Elected in 1986, Abbot Matthew has led the abbey and college for almost 27 years. The monastic community will elect a new abbot June 5.
The election of a new abbot has happened only four times in the abbey's history: in 1927 when Saint Anselm became an independent abbey with the election of Abbot Bertrand Dolan, O.S.B.; in 1963 with the election of Abbot Gerald McCarthy, O.S.B.; in 1972 with the election of Abbot (now Bishop) Joseph Gerry, O.S.B.; and in 1986 with the election of Abbot Matthew Leavy, O.S.B.
Abbot Matthew is the monastic community's religious superior and spiritual leader. As chancellor, he oversaw the college's change in governance to a new model with lay members sharing responsibility for the college. Abbot Matthew also taught in the psychology department.
A native of the Bronx, New York, Abbot Matthew took vows as a monk in 1968 and was ordained to the priesthood in 1975. He has a bachelor's degree in philosophy and a master of divinity degree at St. Albert's Dominican College and completed a doctorate at Duquesne University.
"To be worthy of the task of governing a monastery, the abbot must always remember what his title signifies and act as a superior should. He is believed to hold the place of Christ in the monastery, since he is addressed by a title of Christ, as the Apostle indicates: You have received the spirit of adoption of sons by which we exclaim, abba, father (Rom 8:15)…" Excerpt of Chapter 2: Qualities of the Abbot from the Rule of St. Benedict

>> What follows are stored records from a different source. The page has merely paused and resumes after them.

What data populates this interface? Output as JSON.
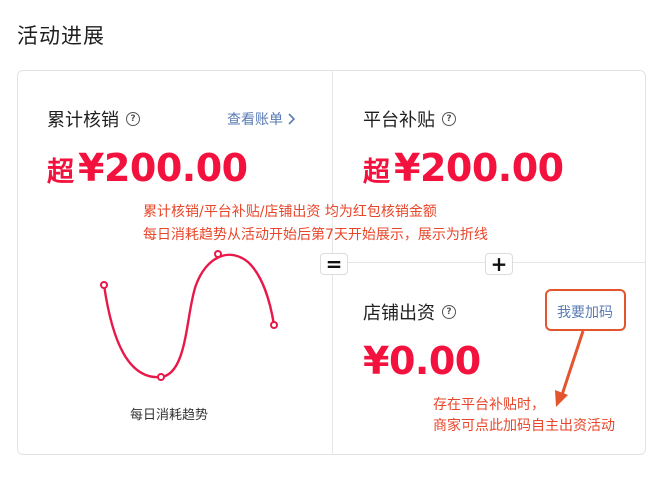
{
  "section_title": "活动进展",
  "panels": {
    "writeoff": {
      "label": "累计核销",
      "link": "查看账单",
      "amount_prefix": "超",
      "amount": "¥200.00"
    },
    "subsidy": {
      "label": "平台补贴",
      "amount_prefix": "超",
      "amount": "¥200.00"
    },
    "store": {
      "label": "店铺出资",
      "link": "我要加码",
      "amount": "¥0.00"
    }
  },
  "operators": {
    "equals": "=",
    "plus": "+"
  },
  "trend_caption": "每日消耗趋势",
  "annotations": {
    "line1": "累计核销/平台补贴/店铺出资 均为红包核销金额",
    "line2": "每日消耗趋势从活动开始后第7天开始展示，展示为折线",
    "note_line1": "存在平台补贴时，",
    "note_line2": "商家可点此加码自主出资活动"
  },
  "icons": {
    "help": "question-circle-icon",
    "chevron": "chevron-right-icon"
  },
  "colors": {
    "accent_red": "#f2123d",
    "annotation_red": "#e8462a",
    "link_blue": "#5a7bb5",
    "trend_line": "#e8194a"
  }
}
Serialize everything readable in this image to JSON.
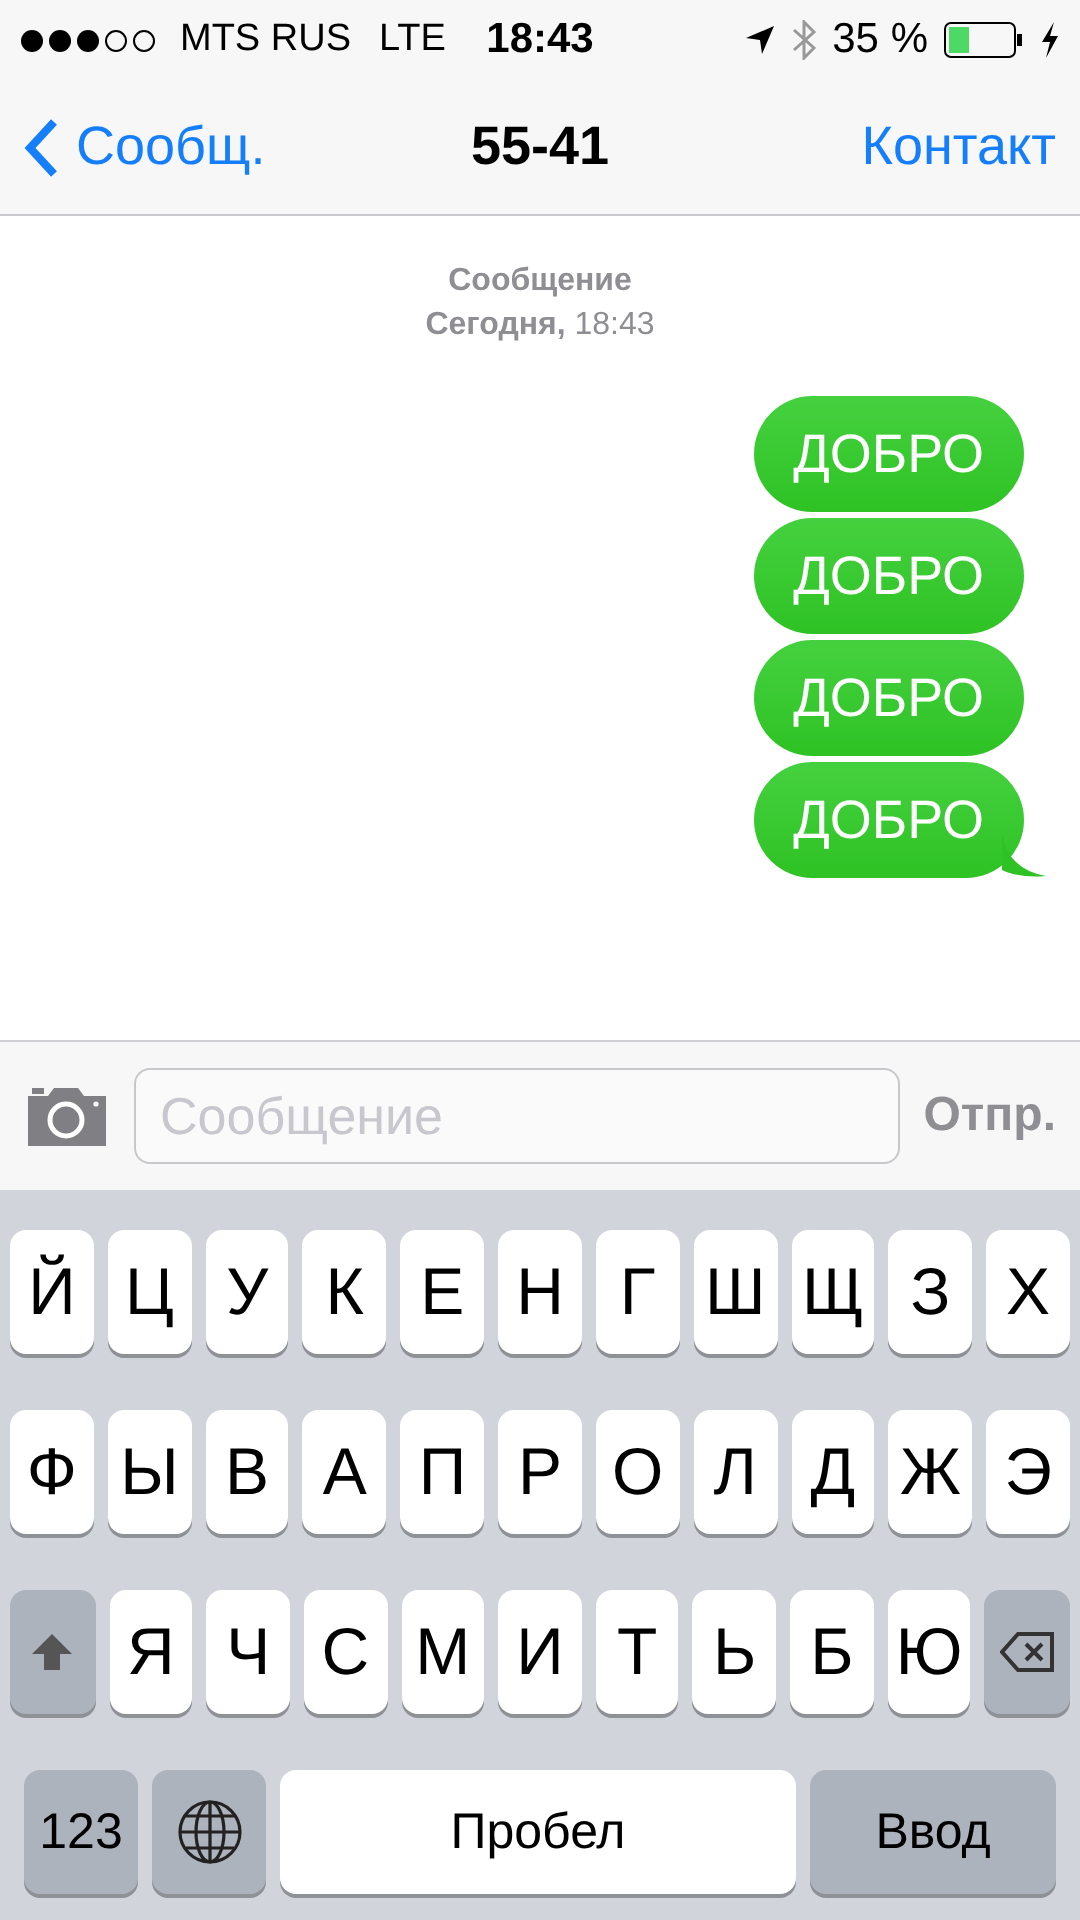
{
  "status_bar": {
    "carrier": "MTS RUS",
    "network": "LTE",
    "time": "18:43",
    "battery": "35 %"
  },
  "nav": {
    "back": "Сообщ.",
    "title": "55-41",
    "action": "Контакт"
  },
  "thread": {
    "service": "Сообщение",
    "date": "**Сегодня,** 18:43"
  },
  "messages": [
    {
      "text": "ДОБРО",
      "tail": false
    },
    {
      "text": "ДОБРО",
      "tail": false
    },
    {
      "text": "ДОБРО",
      "tail": false
    },
    {
      "text": "ДОБРО",
      "tail": true
    }
  ],
  "composer": {
    "placeholder": "Сообщение",
    "send": "Отпр."
  },
  "keyboard": [
    [
      {
        "kind": "letter",
        "label": "Й"
      },
      {
        "kind": "letter",
        "label": "Ц"
      },
      {
        "kind": "letter",
        "label": "У"
      },
      {
        "kind": "letter",
        "label": "К"
      },
      {
        "kind": "letter",
        "label": "Е"
      },
      {
        "kind": "letter",
        "label": "Н"
      },
      {
        "kind": "letter",
        "label": "Г"
      },
      {
        "kind": "letter",
        "label": "Ш"
      },
      {
        "kind": "letter",
        "label": "Щ"
      },
      {
        "kind": "letter",
        "label": "З"
      },
      {
        "kind": "letter",
        "label": "Х"
      }
    ],
    [
      {
        "kind": "letter",
        "label": "Ф"
      },
      {
        "kind": "letter",
        "label": "Ы"
      },
      {
        "kind": "letter",
        "label": "В"
      },
      {
        "kind": "letter",
        "label": "А"
      },
      {
        "kind": "letter",
        "label": "П"
      },
      {
        "kind": "letter",
        "label": "Р"
      },
      {
        "kind": "letter",
        "label": "О"
      },
      {
        "kind": "letter",
        "label": "Л"
      },
      {
        "kind": "letter",
        "label": "Д"
      },
      {
        "kind": "letter",
        "label": "Ж"
      },
      {
        "kind": "letter",
        "label": "Э"
      }
    ],
    [
      {
        "kind": "shift"
      },
      {
        "kind": "letter",
        "label": "Я"
      },
      {
        "kind": "letter",
        "label": "Ч"
      },
      {
        "kind": "letter",
        "label": "С"
      },
      {
        "kind": "letter",
        "label": "М"
      },
      {
        "kind": "letter",
        "label": "И"
      },
      {
        "kind": "letter",
        "label": "Т"
      },
      {
        "kind": "letter",
        "label": "Ь"
      },
      {
        "kind": "letter",
        "label": "Б"
      },
      {
        "kind": "letter",
        "label": "Ю"
      },
      {
        "kind": "backspace"
      }
    ],
    [
      {
        "kind": "numbers",
        "label": "123"
      },
      {
        "kind": "globe"
      },
      {
        "kind": "space",
        "label": "Пробел"
      },
      {
        "kind": "return",
        "label": "Ввод"
      }
    ]
  ]
}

He will continue to serve on the Abbot President's Council of the American-Cassinese Congregation of Benedictine Monasteries and will be a presenter at the upcoming world Congress of Benedictine Abbots in Rome next September. In addition, following a period of sabbatical for rest and renewal, he will continue to serve the abbey and college in new ways yet to be determined.
Today he is among the longest-serving abbots in the Benedictine Order worldwide and is therefore entirely deserving of retirement from what Saint Benedict himself describes in his Rule as "a difficult and demanding burden." While acknowledging the inevitable challenges, Abbot Matthew is quick to say that the joy of service and the support of his confreres, Trustees and colleagues in the College over these many years have more than compensated for whatever difficult demands he has encountered.
In speaking about Abbot Matthew's retirement, Father Jonathan says, "We can all be very grateful for the long service of Abbot Matthew to both our monastic and college communities, for the care he has so often exercised for us individually and collectively, and for the many gifts and talents he brought to his work. We look forward to his future contributions as well."
The rare election process for a new abbot involves the entire monastic community. Members of the Benedictine community at the Saint Anselm Abbey nominate and then vote for their new leader.
"In choosing an abbot, the guiding principle should always be that the man placed in office be the one selected either by the whole community acting unanimously in the fear of God, or by some part of the community, no matter how small, which possesses sounder judgment. Goodness of life and wisdom in teaching must be the criteria for choosing the one to be made abbot, even if he is the last in community rank…" Excerpt of Chapter 64: The Election of an Abbot from the Rule of St. Benedict